“About one second,” he joked. “It was, ‘Yes, I love your idea, Mike.” 

Tuesday is touted as “An Evening with Homer Drew” with at least 125 friends and former players expected. What would a night with the former college coach these days entail? That’s easy, Drew said. It’s an extension of those days back at Goodman, only 30-plus years later. 

Evenings in Arizona often start at Drew’s home where he coaches up five of his eight grandchildren on the backyard basketball court. From there, they’ll hop in the car and head for Bryce’s home right around the corner because he’s the one with the pool and it’s probably another 110-degree early evening in the Valley. After that, the group walks literally across the street to Dana’s house so everyone can hit the hot tub. 

It’s the ultimate family experience, just the way Drew wants it. 

“This is a special time,” Drew said. “I really feel blessed.” 

Blessed and healthy after being diagnosed with prostate cancer in 2011. Drew had planned to fly in Tuesday morning for the Bethel event, but that itinerary shifted over the weekend in a 2021 way. 

Janet recently was diagnosed with coronavirus. Drew has tested negative, but will remain close to home. Tuesday’s event remains a go via Zoom. It won’t be the same, but it will give the Bethel basketball family a chance to offer their thanks for Drew. And vice versa. 

“He put Bethel basketball on the map,” Lightfoot said. “Before that, it was just good days and bad and some good teams and some bad teams. He took the program to a much higher level in every facet.” 

Bethel College is now Bethel University. Basketball games are now played in the Wiekamp Center. The campus has expanded and a lot has changed since Drew’s days. But he seemingly hasn’t. At the end of a 20-minute phone conversation last week, Drew closed in typical Drew style – by thinking about someone else. 

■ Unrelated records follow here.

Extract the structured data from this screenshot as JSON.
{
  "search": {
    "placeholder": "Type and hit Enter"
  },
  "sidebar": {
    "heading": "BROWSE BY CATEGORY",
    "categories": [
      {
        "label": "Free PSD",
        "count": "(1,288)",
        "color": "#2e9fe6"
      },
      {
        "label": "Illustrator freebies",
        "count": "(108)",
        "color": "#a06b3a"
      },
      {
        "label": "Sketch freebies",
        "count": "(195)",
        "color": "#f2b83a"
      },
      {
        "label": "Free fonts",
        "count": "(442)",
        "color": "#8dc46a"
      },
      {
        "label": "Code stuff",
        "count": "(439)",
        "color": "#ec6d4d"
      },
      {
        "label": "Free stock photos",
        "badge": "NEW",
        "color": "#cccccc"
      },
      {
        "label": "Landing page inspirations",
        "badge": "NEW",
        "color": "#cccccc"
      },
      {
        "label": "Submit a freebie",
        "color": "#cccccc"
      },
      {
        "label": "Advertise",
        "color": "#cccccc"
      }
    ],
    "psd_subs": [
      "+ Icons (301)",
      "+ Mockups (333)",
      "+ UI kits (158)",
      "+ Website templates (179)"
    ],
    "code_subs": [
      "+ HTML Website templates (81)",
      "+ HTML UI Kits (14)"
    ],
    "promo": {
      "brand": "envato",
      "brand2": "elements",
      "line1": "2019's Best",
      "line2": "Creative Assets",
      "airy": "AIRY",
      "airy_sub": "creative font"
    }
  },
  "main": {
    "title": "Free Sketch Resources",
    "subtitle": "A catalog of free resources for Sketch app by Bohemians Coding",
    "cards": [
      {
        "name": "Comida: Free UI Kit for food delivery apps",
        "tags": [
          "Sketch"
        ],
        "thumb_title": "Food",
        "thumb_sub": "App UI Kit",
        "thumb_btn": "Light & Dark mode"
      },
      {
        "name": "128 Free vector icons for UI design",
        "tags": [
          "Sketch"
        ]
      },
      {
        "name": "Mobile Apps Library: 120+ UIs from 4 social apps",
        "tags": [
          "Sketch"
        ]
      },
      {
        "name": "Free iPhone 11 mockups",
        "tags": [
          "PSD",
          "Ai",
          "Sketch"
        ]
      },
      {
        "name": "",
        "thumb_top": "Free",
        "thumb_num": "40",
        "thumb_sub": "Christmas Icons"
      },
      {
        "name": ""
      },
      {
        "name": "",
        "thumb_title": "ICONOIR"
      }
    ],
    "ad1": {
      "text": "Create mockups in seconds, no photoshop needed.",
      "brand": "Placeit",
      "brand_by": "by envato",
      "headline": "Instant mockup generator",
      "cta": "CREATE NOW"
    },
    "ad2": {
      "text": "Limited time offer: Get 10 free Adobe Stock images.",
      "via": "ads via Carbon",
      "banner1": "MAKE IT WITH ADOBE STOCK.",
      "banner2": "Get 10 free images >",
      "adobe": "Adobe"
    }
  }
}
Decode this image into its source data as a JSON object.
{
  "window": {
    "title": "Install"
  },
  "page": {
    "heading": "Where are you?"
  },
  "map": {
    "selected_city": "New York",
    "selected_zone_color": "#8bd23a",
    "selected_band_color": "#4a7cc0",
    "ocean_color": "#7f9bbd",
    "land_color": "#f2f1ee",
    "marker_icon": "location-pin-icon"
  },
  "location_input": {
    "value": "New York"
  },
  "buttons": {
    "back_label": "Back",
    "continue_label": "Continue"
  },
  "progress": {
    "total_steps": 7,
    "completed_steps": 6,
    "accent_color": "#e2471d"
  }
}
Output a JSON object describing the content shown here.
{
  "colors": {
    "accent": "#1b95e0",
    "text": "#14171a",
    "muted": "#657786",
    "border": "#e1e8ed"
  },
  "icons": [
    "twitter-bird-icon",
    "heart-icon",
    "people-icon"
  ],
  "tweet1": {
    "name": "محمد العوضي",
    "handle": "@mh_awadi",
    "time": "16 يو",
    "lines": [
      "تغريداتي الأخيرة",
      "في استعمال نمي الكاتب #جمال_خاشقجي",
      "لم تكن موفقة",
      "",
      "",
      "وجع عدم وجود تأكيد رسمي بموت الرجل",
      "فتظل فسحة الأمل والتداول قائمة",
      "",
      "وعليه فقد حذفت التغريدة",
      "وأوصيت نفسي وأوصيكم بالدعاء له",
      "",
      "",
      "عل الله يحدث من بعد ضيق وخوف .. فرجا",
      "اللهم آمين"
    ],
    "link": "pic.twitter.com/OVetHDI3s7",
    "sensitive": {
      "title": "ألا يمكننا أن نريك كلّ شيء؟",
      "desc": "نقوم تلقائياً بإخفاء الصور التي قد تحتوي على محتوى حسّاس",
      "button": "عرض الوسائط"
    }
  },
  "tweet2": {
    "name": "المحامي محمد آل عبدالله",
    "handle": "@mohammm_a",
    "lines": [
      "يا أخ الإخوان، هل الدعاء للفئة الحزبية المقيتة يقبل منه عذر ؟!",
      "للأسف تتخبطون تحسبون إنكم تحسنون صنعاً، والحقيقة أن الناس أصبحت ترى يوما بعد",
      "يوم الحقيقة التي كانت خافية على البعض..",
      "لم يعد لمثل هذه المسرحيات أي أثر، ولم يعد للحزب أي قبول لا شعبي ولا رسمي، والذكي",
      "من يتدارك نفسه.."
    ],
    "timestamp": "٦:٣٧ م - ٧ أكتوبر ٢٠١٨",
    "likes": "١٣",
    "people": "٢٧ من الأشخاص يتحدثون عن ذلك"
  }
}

“God bless you, and have a great day!” 

Same to you, Coach.  

Follow South Bend Tribune and NDInsider columnist Tom Noie on Twitter: @tnoieNDI